» Data provided
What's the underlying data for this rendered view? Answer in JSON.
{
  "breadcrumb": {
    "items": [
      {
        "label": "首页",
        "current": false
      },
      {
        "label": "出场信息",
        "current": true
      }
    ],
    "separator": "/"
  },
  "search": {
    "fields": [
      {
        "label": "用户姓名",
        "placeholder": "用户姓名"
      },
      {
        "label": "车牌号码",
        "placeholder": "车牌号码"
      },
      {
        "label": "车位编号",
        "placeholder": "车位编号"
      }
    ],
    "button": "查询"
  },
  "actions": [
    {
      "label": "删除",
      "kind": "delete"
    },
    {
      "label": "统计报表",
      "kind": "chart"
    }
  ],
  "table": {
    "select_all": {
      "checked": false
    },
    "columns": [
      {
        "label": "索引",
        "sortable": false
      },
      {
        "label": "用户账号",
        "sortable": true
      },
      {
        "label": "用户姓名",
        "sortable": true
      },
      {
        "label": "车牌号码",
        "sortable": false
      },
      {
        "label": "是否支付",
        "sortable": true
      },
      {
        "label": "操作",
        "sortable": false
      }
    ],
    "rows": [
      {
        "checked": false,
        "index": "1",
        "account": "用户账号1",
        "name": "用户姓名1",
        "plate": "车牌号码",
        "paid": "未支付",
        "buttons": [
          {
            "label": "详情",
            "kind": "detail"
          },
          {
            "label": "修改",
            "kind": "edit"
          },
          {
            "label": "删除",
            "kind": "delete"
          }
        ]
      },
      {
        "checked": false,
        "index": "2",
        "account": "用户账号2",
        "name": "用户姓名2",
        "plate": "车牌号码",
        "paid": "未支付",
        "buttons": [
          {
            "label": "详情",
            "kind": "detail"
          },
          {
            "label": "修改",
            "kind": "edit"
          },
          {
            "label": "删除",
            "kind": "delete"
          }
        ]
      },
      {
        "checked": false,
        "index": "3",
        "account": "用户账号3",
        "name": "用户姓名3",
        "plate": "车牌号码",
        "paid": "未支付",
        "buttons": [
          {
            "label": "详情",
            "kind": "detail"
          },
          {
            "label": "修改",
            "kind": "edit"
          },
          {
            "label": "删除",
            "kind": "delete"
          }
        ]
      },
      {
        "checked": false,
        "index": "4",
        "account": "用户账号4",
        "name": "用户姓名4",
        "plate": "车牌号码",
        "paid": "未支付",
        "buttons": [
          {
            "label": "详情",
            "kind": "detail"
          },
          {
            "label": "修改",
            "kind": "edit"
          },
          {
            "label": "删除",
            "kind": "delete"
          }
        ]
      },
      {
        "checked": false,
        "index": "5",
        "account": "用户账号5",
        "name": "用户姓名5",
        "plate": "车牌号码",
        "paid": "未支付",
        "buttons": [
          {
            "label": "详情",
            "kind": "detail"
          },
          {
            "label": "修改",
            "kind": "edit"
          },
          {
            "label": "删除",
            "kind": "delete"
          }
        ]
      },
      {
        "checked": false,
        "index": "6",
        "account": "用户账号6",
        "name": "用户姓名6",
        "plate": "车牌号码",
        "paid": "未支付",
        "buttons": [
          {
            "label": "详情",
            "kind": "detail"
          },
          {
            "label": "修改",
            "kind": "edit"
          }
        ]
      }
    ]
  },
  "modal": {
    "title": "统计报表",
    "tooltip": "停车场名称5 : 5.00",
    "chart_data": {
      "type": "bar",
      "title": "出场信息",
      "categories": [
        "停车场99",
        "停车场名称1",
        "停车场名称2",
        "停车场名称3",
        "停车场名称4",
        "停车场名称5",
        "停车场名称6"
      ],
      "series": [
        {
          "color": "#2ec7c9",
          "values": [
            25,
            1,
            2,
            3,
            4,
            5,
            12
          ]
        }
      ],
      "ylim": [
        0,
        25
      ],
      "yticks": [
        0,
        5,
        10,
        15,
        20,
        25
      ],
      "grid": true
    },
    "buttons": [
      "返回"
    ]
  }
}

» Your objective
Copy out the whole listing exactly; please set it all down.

» Answer box
What's the underlying data for this rendered view? Answer in JSON.
{
  "breadcrumb": {
    "items": [
      {
        "label": "首页",
        "current": false
      },
      {
        "label": "出场信息",
        "current": true
      }
    ],
    "separator": "/"
  },
  "search": {
    "fields": [
      {
        "label": "用户姓名",
        "placeholder": "用户姓名"
      },
      {
        "label": "车牌号码",
        "placeholder": "车牌号码"
      },
      {
        "label": "车位编号",
        "placeholder": "车位编号"
      }
    ],
    "button": "查询"
  },
  "actions": [
    {
      "label": "删除",
      "kind": "delete"
    },
    {
      "label": "统计报表",
      "kind": "chart"
    }
  ],
  "table": {
    "select_all": {
      "checked": false
    },
    "columns": [
      {
        "label": "索引",
        "sortable": false
      },
      {
        "label": "用户账号",
        "sortable": true
      },
      {
        "label": "用户姓名",
        "sortable": true
      },
      {
        "label": "车牌号码",
        "sortable": false
      },
      {
        "label": "是否支付",
        "sortable": true
      },
      {
        "label": "操作",
        "sortable": false
      }
    ],
    "rows": [
      {
        "checked": false,
        "index": "1",
        "account": "用户账号1",
        "name": "用户姓名1",
        "plate": "车牌号码",
        "paid": "未支付",
        "buttons": [
          {
            "label": "详情",
            "kind": "detail"
          },
          {
            "label": "修改",
            "kind": "edit"
          },
          {
            "label": "删除",
            "kind": "delete"
          }
        ]
      },
      {
        "checked": false,
        "index": "2",
        "account": "用户账号2",
        "name": "用户姓名2",
        "plate": "车牌号码",
        "paid": "未支付",
        "buttons": [
          {
            "label": "详情",
            "kind": "detail"
          },
          {
            "label": "修改",
            "kind": "edit"
          },
          {
            "label": "删除",
            "kind": "delete"
          }
        ]
      },
      {
        "checked": false,
        "index": "3",
        "account": "用户账号3",
        "name": "用户姓名3",
        "plate": "车牌号码",
        "paid": "未支付",
        "buttons": [
          {
            "label": "详情",
            "kind": "detail"
          },
          {
            "label": "修改",
            "kind": "edit"
          },
          {
            "label": "删除",
            "kind": "delete"
          }
        ]
      },
      {
        "checked": false,
        "index": "4",
        "account": "用户账号4",
        "name": "用户姓名4",
        "plate": "车牌号码",
        "paid": "未支付",
        "buttons": [
          {
            "label": "详情",
            "kind": "detail"
          },
          {
            "label": "修改",
            "kind": "edit"
          },
          {
            "label": "删除",
            "kind": "delete"
          }
        ]
      },
      {
        "checked": false,
        "index": "5",
        "account": "用户账号5",
        "name": "用户姓名5",
        "plate": "车牌号码",
        "paid": "未支付",
        "buttons": [
          {
            "label": "详情",
            "kind": "detail"
          },
          {
            "label": "修改",
            "kind": "edit"
          },
          {
            "label": "删除",
            "kind": "delete"
          }
        ]
      },
      {
        "checked": false,
        "index": "6",
        "account": "用户账号6",
        "name": "用户姓名6",
        "plate": "车牌号码",
        "paid": "未支付",
        "buttons": [
          {
            "label": "详情",
            "kind": "detail"
          },
          {
            "label": "修改",
            "kind": "edit"
          }
        ]
      }
    ]
  },
  "modal": {
    "title": "统计报表",
    "tooltip": "停车场名称5 : 5.00",
    "chart_data": {
      "type": "bar",
      "title": "出场信息",
      "categories": [
        "停车场99",
        "停车场名称1",
        "停车场名称2",
        "停车场名称3",
        "停车场名称4",
        "停车场名称5",
        "停车场名称6"
      ],
      "series": [
        {
          "color": "#2ec7c9",
          "values": [
            25,
            1,
            2,
            3,
            4,
            5,
            12
          ]
        }
      ],
      "ylim": [
        0,
        25
      ],
      "yticks": [
        0,
        5,
        10,
        15,
        20,
        25
      ],
      "grid": true
    },
    "buttons": [
      "返回"
    ]
  }
}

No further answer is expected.